Prescription Drugs And Driving: Why It's Bad And What You Can Do To Stay Safe On The Road
While the number of drunk driving fatalities has been cut in half since 1980, another cause of car accidents is on the rise: driving under the influence of drugs. And not just illegal drugs like cannabis and cocaine but rather prescription and over-the-counter (OTC) drugs. If you're the victim of a car crash or you've recently been prescribed medication and you're simply trying to be proactive and arm yourself with knowledge, here are the reasons why driving while taking prescription drugs is a bad idea and what you can do to maintain your safety on the road without having to toss the bottle.
Why the Concern For Prescription Drug Use and Driving?
It used to be that alcohol was the only thing we had to worry about when it came to DUIs. But now, more and more people are taking regular prescriptions, particularly psychotropic drugs like antidepressants, anxiolytics, benzodiazepines, opioid pain relievers, and medications used to treat ADHD. And these same people have to get behind the wheel to get from point A to point B. Unfortunately, this behavior can result in crashes and fatalities. In fact, between 1993 and 2010, the number of drivers who tested positive for three or more drugs almost doubled. And when it comes to traffic fatalities, prescription drugs are three times more likely to be the culprit than marijuana use.
What Does The Law Say?
While the legalities in some states can be sketchy when it comes to driving under the influence of medication, as of December 2014, a total of nineteen states have laws which strictly prohibit a driver from controlling a vehicle while taking certain, prohibited drugs. These are known as drug impaired driving laws or per se laws.
But you don't have to live in one of these states to see the legal ramifications of such activities. According to law enforcement officials nationwide, anyone who chooses to drive after taking prescription medications can be placed under arrest for driving under the influence. And you don't even have to be driving recklessly to get busted. For instance, this truck driver in Maine was pulled over for a loud muffler but showed telltale signs that he was heavily medicated. A blood test revealed he had indeed taken painkillers.
If It's Legal, Is it Safe?
Even if you live in a state where taking medications appears to be perfectly legal, you're putting yourself, and others, at risk. According to the government, almost 22,000 people were fatally injured in car accidents in 2009. Out of that total, 33 percent of those who were tested showed up positive for drugs. This risk includes taking not only prescription drugs but also OTCs like cold medicine, antihistamines, and even diet pills. And your risk goes up if you take multiple pills at once.
Awesome Solutions For Staying Safe On the Road
Don't worry. You don't have to stop taking your meds. There are a number of ways you can be a safe and conscientious driver while also maintaining your health. You might have to make a few adjustments, but they are relatively simple.
Read the label. Does the bottle say that the drug may cause drowsiness, dizziness, or fatigue? Does it advise against operating heavy machinery? These are all warning signs that you should not only avoid that forklift but also driving your car. If necessary, wait until your errands are finished to take your medicine.

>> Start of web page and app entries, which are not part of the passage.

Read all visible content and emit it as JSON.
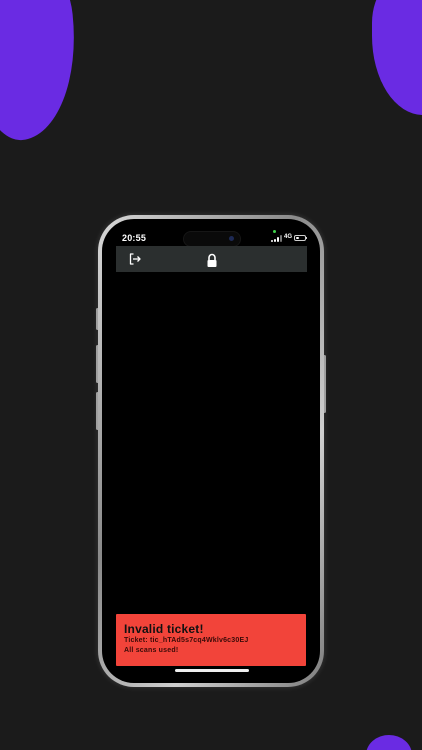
{
  "colors": {
    "background": "#1b1b1b",
    "accent_purple": "#6a2be3",
    "toast_background": "#f2443a",
    "header_background": "#2b2f2f"
  },
  "status_bar": {
    "time": "20:55",
    "network": "4G",
    "battery_level": 0.35
  },
  "header": {
    "left_icon": "logout-icon",
    "center_icon": "lock-icon"
  },
  "toast": {
    "title": "Invalid ticket!",
    "ticket_line": "Ticket: tic_hTAd5s7cq4Wklv6c30EJ",
    "status_line": "All scans used!"
  }
}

Talk with your doctor. Don't be shy about talking with your doctor regarding possible side effects. According to AAA, it's not all that uncommon for doctors to neglect to mention if a drug is safe for operating motor vehicles, and this is particularly prevalent among patients over the age of 55. Many patients don't know that their prescriptions are potentially driver impairing. You need to be the one to ask if your doctor doesn't come forward and specify. If they say to proceed with caution, it's best to avoid jumping behind the wheel.
Request a change. If you're in a situation in which you absolutely must drive—say you're a caregiver or a single parent—and you're the only one who can provide transportation, talk with your doctor about switching to a different medicine with less side effects or one that isn't prohibited from use while driving, especially if you live in a per se state. You can also ask if it's all right to adjust the time of day you take it. And remember, in some states, taking any drug before driving is illegal and must be avoided.
Take precautions. Your risk of becoming hurt in a car accident while taking prescription drugs is much higher at night. So when possible, avoid driving at night or after dark.
Ask for help. Neighbors and family members should be called upon to provide transportation if you must take medication that's unsafe for driving. Don't be too proud to ask for help.
If you ever need legal advice following an arrest or accident involving the use of prescription medication, contact a car crash attorney for help.